A draft resolution demanding talks on the legality of the new expert’s mandate had been put forward by the African group of countries in the General Assembly’s human rights committee.
The measure, however, was gutted of its key demand when a group of Latin American countries presented an amendment deleting the request to delay the appointment.
The amendment was adopted by a vote of 84 to 77, with 17 abstentions.
Amazingly enough South Africa broke ranks with its fellow African nations and voted in favor of the Latin American amendment, while European countries, the United States, Canada and South American countries also voted to maintain the expert in his post.
Somalia and Rwanda abstained. China, Russia, Iran and Saudi Arabia were among the countries that supported the African bid to suspend the appointment.
The new amended draft resolution – without the suspension of the LGBT rights expert – was adopted by a vote of 94 to 3, with 80 abstentions.
At the General Assembly, the African bid was led by Botswana, which argued that sexual orientation and gender identity were not defined under international human rights law.
“The African group is wondering which international legal instrument defines the concept of sexual orientation and gender identity,” said Botswana’s UN ambassador Charles Ntwaagae.

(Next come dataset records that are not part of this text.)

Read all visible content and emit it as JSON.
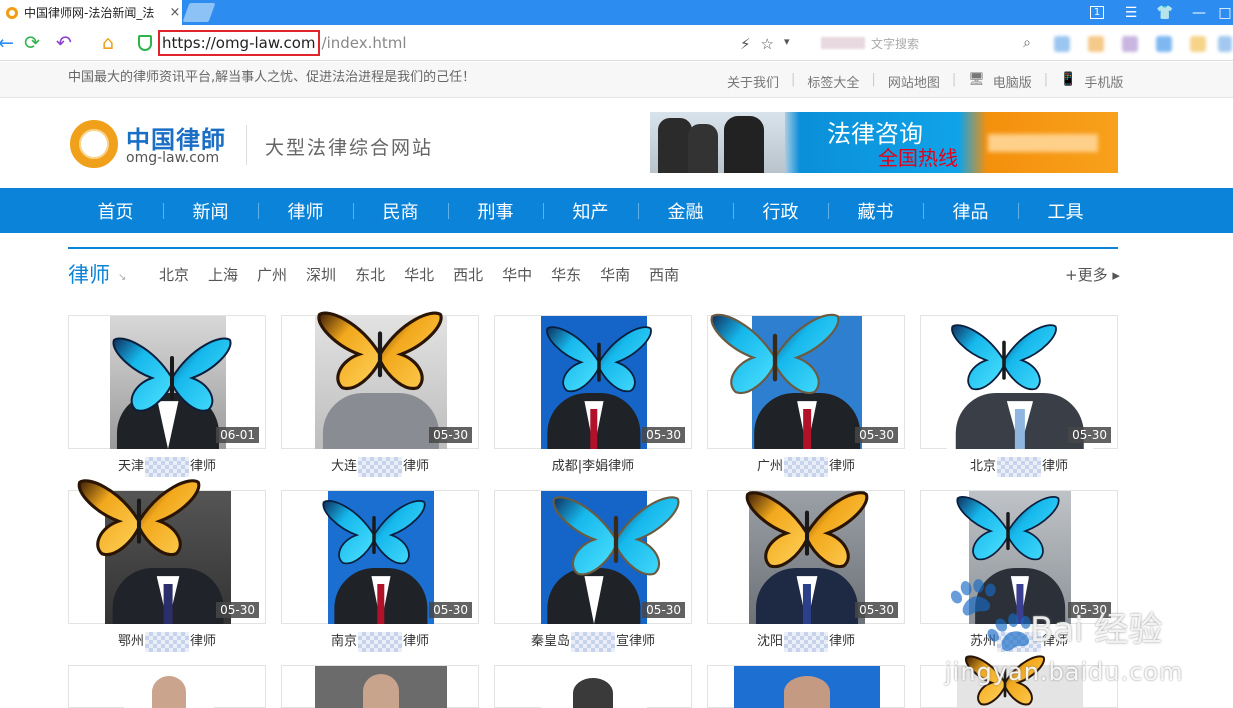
{
  "browser": {
    "tab_title": "中国律师网-法治新闻_法",
    "tab_close": "×",
    "url_highlight": "https://omg-law.com",
    "url_rest": "/index.html",
    "search_placeholder": "文字搜索",
    "window_btn_1": "1"
  },
  "site": {
    "slogan": "中国最大的律师资讯平台,解当事人之忧、促进法治进程是我们的己任！",
    "top_links": [
      "关于我们",
      "标签大全",
      "网站地图",
      "电脑版",
      "手机版"
    ],
    "logo_cn": "中国律師",
    "logo_en": "omg-law.com",
    "logo_tagline": "大型法律综合网站",
    "banner_title": "法律咨询",
    "banner_subtitle": "全国热线"
  },
  "nav": [
    "首页",
    "新闻",
    "律师",
    "民商",
    "刑事",
    "知产",
    "金融",
    "行政",
    "藏书",
    "律品",
    "工具"
  ],
  "section": {
    "title": "律师",
    "regions": [
      "北京",
      "上海",
      "广州",
      "深圳",
      "东北",
      "华北",
      "西北",
      "华中",
      "华东",
      "华南",
      "西南"
    ],
    "more": "+更多 ▸"
  },
  "lawyers": [
    {
      "date": "06-01",
      "prefix": "天津",
      "suffix": "律师"
    },
    {
      "date": "05-30",
      "prefix": "大连",
      "suffix": "律师"
    },
    {
      "date": "05-30",
      "prefix": "成都|李娟律师",
      "suffix": ""
    },
    {
      "date": "05-30",
      "prefix": "广州",
      "suffix": "律师"
    },
    {
      "date": "05-30",
      "prefix": "北京",
      "suffix": "律师"
    },
    {
      "date": "05-30",
      "prefix": "鄂州",
      "suffix": "律师"
    },
    {
      "date": "05-30",
      "prefix": "南京",
      "suffix": "律师"
    },
    {
      "date": "05-30",
      "prefix": "秦皇岛",
      "suffix": "宣律师"
    },
    {
      "date": "05-30",
      "prefix": "沈阳",
      "suffix": "律师"
    },
    {
      "date": "05-30",
      "prefix": "苏州",
      "suffix": "律师"
    }
  ],
  "watermark": {
    "brand": "Bai 经验",
    "domain": "jingyan.baidu.com"
  },
  "colors": {
    "primary": "#0b83d9",
    "browser_bar": "#2d8cf0",
    "url_highlight_border": "#e0242b",
    "butterfly_blue": "#22c4f0",
    "butterfly_orange": "#f2a81c"
  }
}
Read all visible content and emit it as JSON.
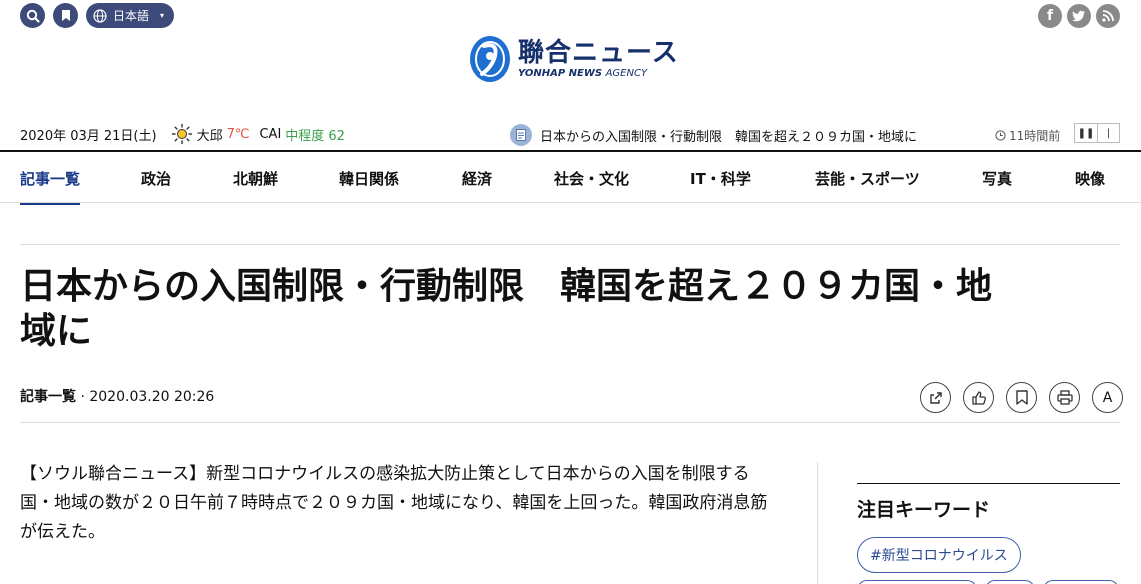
{
  "topbar": {
    "search_icon": "search-icon",
    "bookmark_icon": "bookmark-icon",
    "globe_icon": "globe-icon",
    "language": "日本語",
    "social": [
      "facebook-icon",
      "twitter-icon",
      "rss-icon"
    ]
  },
  "logo": {
    "name_ja": "聯合ニュース",
    "name_en_bold": "YONHAP NEWS",
    "name_en_light": "AGENCY"
  },
  "infobar": {
    "date": "2020年 03月 21日(土)",
    "weather_icon": "sun-icon",
    "city": "大邱",
    "temperature": "7℃",
    "cai_label": "CAI",
    "cai_value": "中程度 62",
    "ticker_headline": "日本からの入国制限・行動制限　韓国を超え２０９カ国・地域に",
    "ticker_time": "11時間前"
  },
  "nav": {
    "items": [
      "記事一覧",
      "政治",
      "北朝鮮",
      "韓日関係",
      "経済",
      "社会・文化",
      "IT・科学",
      "芸能・スポーツ",
      "写真",
      "映像"
    ]
  },
  "article": {
    "headline_line1": "日本からの入国制限・行動制限　韓国を超え２０９カ国・地",
    "headline_line2": "域に",
    "category": "記事一覧",
    "datetime": "2020.03.20 20:26",
    "body": "【ソウル聯合ニュース】新型コロナウイルスの感染拡大防止策として日本からの入国を制限する国・地域の数が２０日午前７時時点で２０９カ国・地域になり、韓国を上回った。韓国政府消息筋が伝えた。"
  },
  "tools": {
    "share_icon": "share-icon",
    "like_icon": "thumbs-up-icon",
    "save_icon": "bookmark-icon",
    "print_icon": "print-icon",
    "font_label": "A"
  },
  "sidebar": {
    "keywords_title": "注目キーワード",
    "keywords": [
      "#新型コロナウイルス"
    ]
  },
  "colors": {
    "brand_navy": "#3d4b7a",
    "logo_blue": "#15306b",
    "nav_active": "#1a3a8a",
    "temp_red": "#e2523d",
    "cai_green": "#3aa04a"
  }
}
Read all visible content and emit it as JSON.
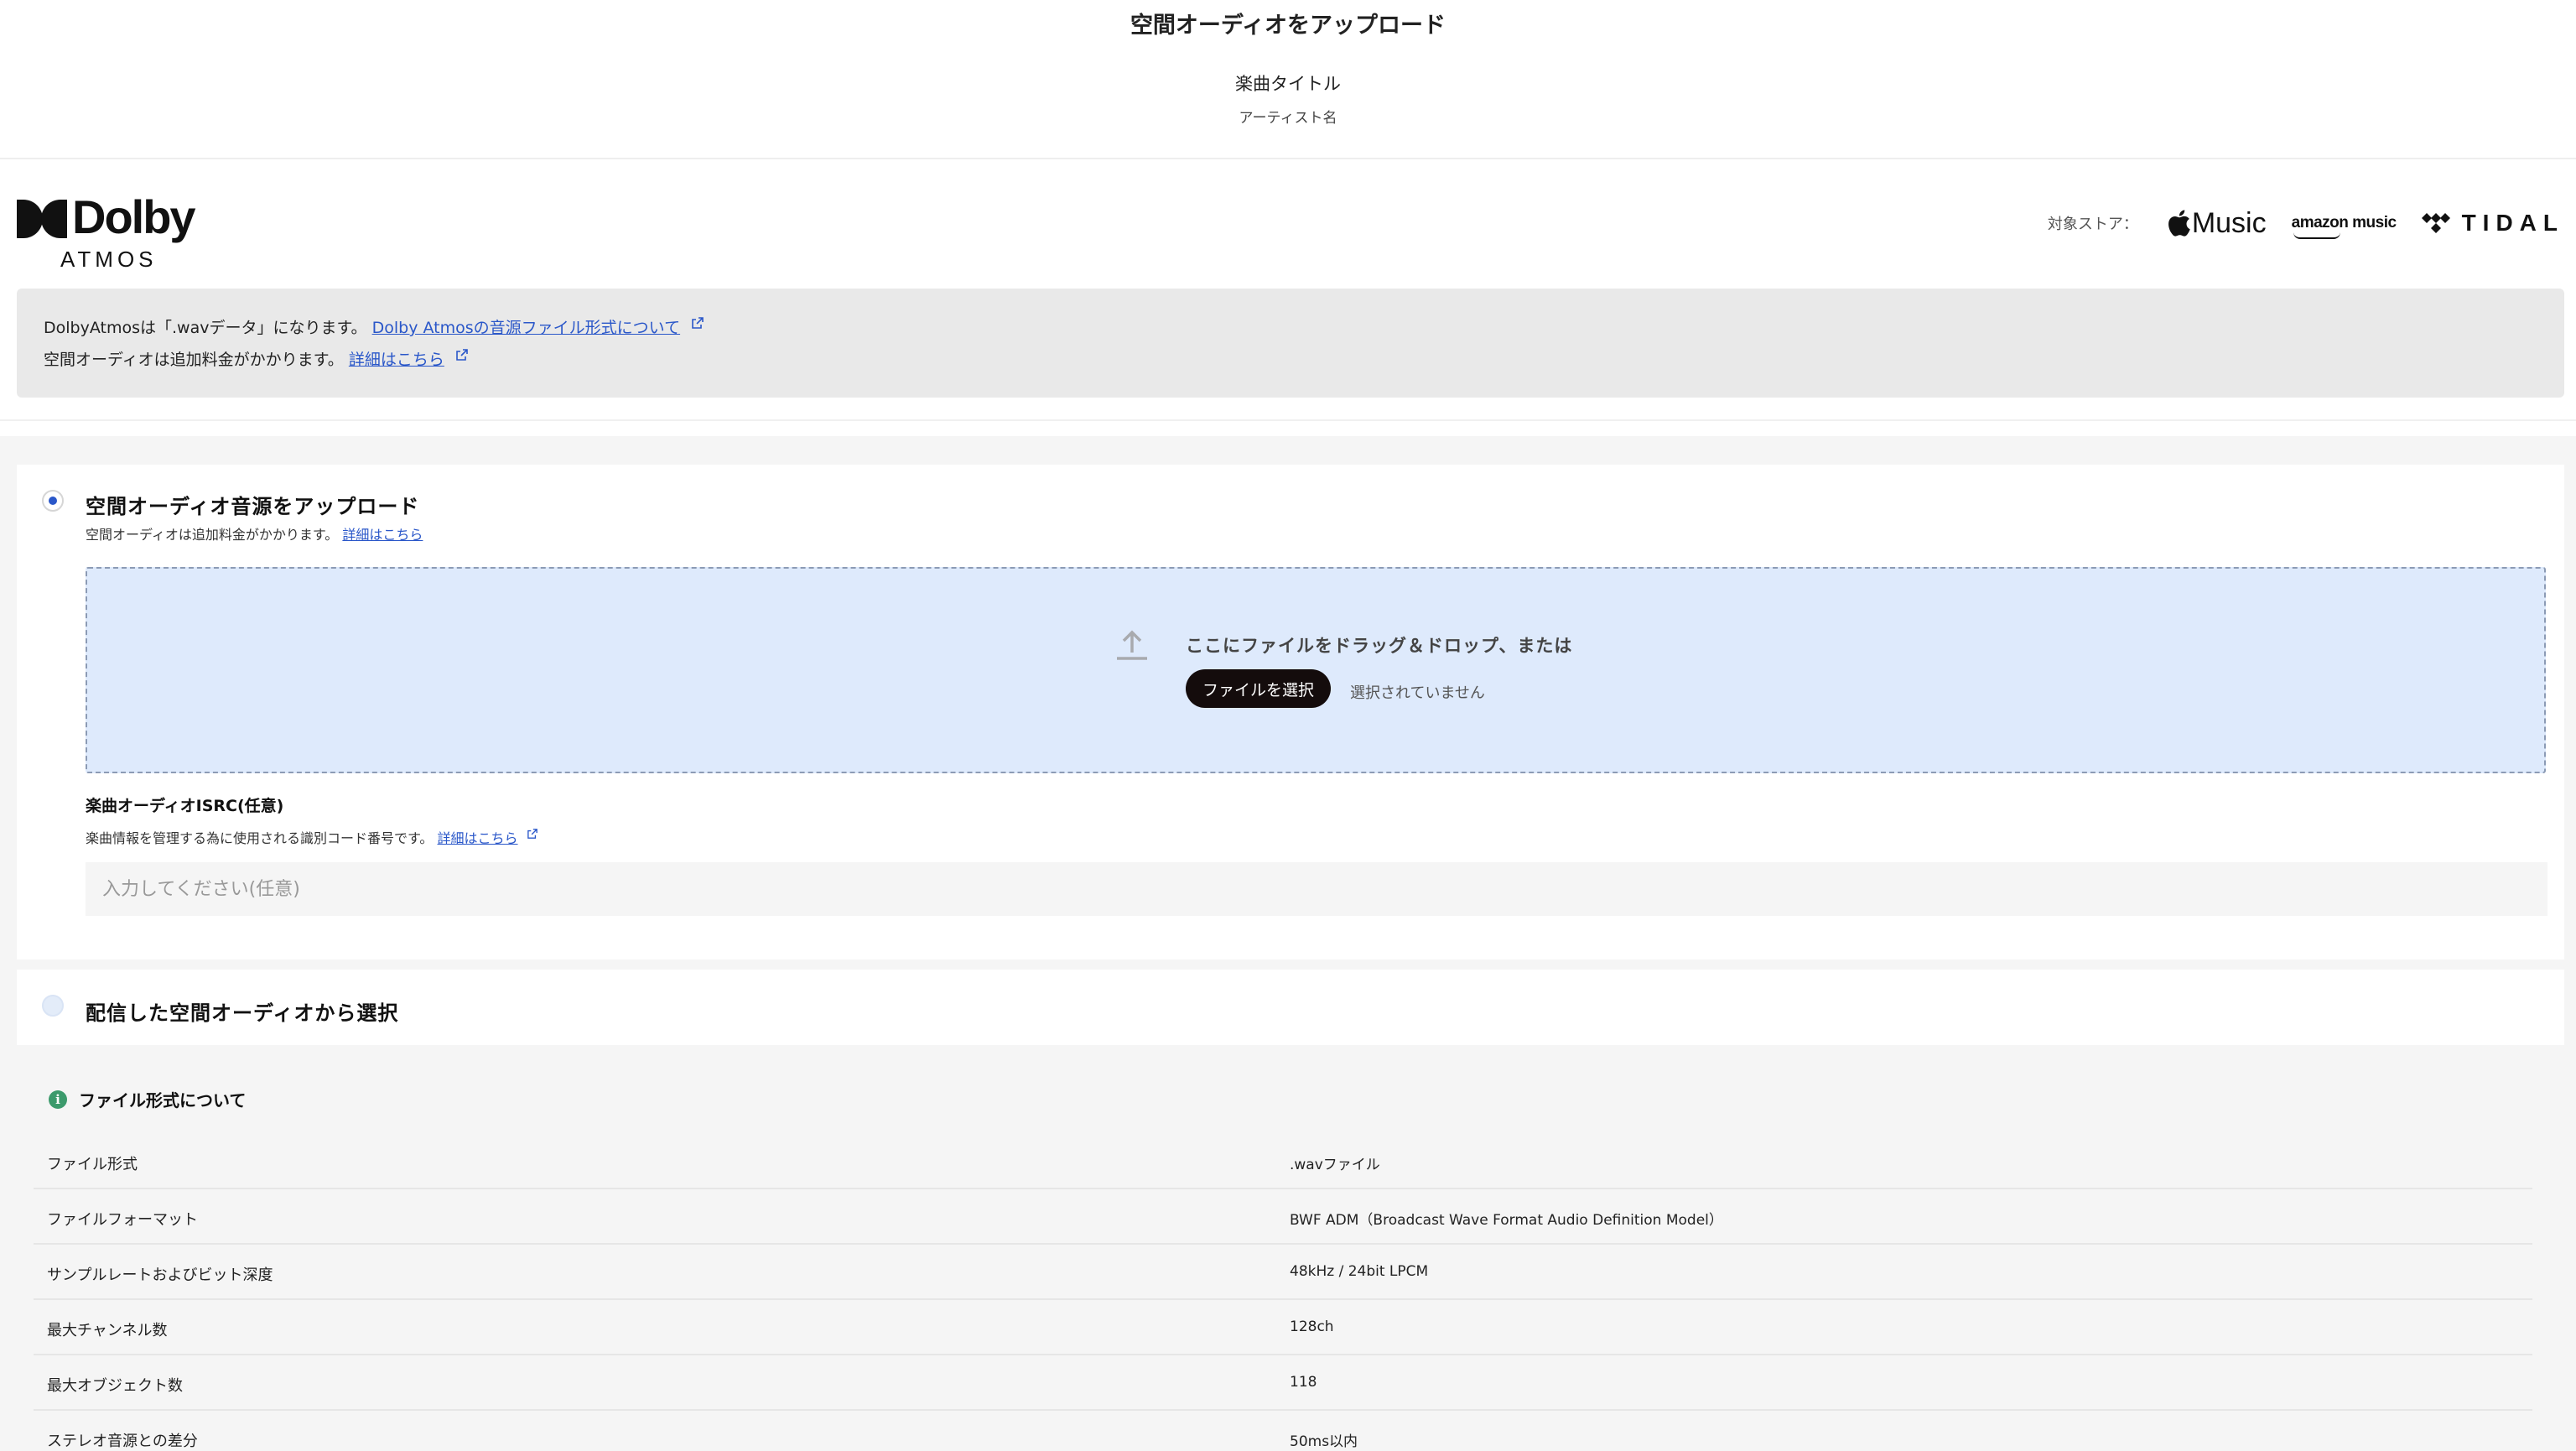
{
  "header": {
    "page_title": "空間オーディオをアップロード",
    "song_title": "楽曲タイトル",
    "artist_name": "アーティスト名"
  },
  "brand": {
    "logo_word": "Dolby",
    "logo_sub": "ATMOS",
    "stores_label": "対象ストア：",
    "stores": {
      "apple": "Music",
      "amazon": "amazon music",
      "tidal": "TIDAL"
    }
  },
  "notice": {
    "line1_text": "DolbyAtmosは「.wavデータ」になります。",
    "line1_link": "Dolby Atmosの音源ファイル形式について",
    "line2_text": "空間オーディオは追加料金がかかります。",
    "line2_link": "詳細はこちら"
  },
  "option_upload": {
    "title": "空間オーディオ音源をアップロード",
    "subtitle": "空間オーディオは追加料金がかかります。",
    "subtitle_link": "詳細はこちら",
    "selected": true,
    "dropzone": {
      "text": "ここにファイルをドラッグ＆ドロップ、または",
      "button_label": "ファイルを選択",
      "no_file_text": "選択されていません"
    },
    "isrc": {
      "label": "楽曲オーディオISRC(任意)",
      "help": "楽曲情報を管理する為に使用される識別コード番号です。",
      "help_link": "詳細はこちら",
      "placeholder": "入力してください(任意)",
      "value": ""
    }
  },
  "option_existing": {
    "title": "配信した空間オーディオから選択",
    "selected": false
  },
  "file_format": {
    "title": "ファイル形式について",
    "rows": [
      {
        "key": "ファイル形式",
        "value": ".wavファイル"
      },
      {
        "key": "ファイルフォーマット",
        "value": "BWF ADM（Broadcast Wave Format Audio Definition Model）"
      },
      {
        "key": "サンプルレートおよびビット深度",
        "value": "48kHz / 24bit LPCM"
      },
      {
        "key": "最大チャンネル数",
        "value": "128ch"
      },
      {
        "key": "最大オブジェクト数",
        "value": "118"
      },
      {
        "key": "ステレオ音源との差分",
        "value": "50ms以内"
      }
    ]
  },
  "colors": {
    "link": "#2a57c9",
    "dropzone_bg": "#deeafc",
    "button_bg": "#140c0c",
    "info_icon": "#3c9a6c",
    "radio_selected": "#2a57c9"
  }
}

“These notions are not enshrined in any international human rights instrument,” he said.
A total of 73 countries – almost 40% of all 193 UN members – still have laws on their books making homosexuality a crime.
In Africa alone, 33 countries have anti-gay laws including Uganda, Nigeria, Sudan and Mauritania.
The measure is now expected to go to the General Assembly for a vote, but it is unlikely that the bid to block the LGBT expert will be revived.
** Source: AFP **